BEGIN
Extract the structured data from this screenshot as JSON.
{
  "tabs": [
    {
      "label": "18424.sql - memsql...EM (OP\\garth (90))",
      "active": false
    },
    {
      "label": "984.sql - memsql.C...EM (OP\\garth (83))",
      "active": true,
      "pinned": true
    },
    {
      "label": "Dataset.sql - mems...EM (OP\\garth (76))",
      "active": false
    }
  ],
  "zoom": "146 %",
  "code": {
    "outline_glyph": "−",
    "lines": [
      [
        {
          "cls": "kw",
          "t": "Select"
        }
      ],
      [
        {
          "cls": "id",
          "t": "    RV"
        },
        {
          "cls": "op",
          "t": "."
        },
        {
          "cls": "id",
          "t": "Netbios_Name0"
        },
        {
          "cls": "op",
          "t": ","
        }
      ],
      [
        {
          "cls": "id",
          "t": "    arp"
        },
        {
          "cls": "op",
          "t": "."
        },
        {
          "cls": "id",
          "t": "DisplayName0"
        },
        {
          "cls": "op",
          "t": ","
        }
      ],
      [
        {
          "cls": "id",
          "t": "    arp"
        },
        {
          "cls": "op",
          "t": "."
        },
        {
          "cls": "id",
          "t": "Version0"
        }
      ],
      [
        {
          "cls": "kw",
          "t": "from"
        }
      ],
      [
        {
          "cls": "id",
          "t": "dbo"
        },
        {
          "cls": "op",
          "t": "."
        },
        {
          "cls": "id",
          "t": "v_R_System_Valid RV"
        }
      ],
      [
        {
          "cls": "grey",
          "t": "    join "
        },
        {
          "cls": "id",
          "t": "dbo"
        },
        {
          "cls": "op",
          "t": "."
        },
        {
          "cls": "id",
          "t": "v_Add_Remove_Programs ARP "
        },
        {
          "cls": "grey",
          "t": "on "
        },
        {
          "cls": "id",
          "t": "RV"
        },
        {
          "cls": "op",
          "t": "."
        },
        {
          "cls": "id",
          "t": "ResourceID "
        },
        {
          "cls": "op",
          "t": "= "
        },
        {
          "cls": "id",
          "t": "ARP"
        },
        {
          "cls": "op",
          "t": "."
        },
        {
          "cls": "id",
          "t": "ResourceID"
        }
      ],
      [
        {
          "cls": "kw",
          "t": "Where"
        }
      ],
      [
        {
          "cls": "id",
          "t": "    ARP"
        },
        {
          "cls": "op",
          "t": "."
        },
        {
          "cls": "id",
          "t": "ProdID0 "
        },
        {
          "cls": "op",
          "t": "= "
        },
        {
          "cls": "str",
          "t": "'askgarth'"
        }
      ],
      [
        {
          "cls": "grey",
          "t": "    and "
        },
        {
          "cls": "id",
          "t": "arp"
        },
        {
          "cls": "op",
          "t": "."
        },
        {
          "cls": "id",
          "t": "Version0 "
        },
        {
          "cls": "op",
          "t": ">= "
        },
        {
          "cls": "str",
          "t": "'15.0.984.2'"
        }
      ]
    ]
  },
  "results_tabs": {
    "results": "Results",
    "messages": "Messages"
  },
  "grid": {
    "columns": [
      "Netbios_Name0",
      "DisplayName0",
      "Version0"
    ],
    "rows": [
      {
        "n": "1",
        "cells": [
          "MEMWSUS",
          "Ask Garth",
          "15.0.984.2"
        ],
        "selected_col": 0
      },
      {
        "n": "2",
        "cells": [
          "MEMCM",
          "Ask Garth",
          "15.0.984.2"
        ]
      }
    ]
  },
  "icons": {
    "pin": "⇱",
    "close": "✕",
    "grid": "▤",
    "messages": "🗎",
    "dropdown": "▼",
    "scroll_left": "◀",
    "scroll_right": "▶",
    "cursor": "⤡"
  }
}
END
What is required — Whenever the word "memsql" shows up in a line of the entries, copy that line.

Reply —
      "label": "18424.sql - memsql...EM (OP\\garth (90))",
      "label": "984.sql - memsql.C...EM (OP\\garth (83))",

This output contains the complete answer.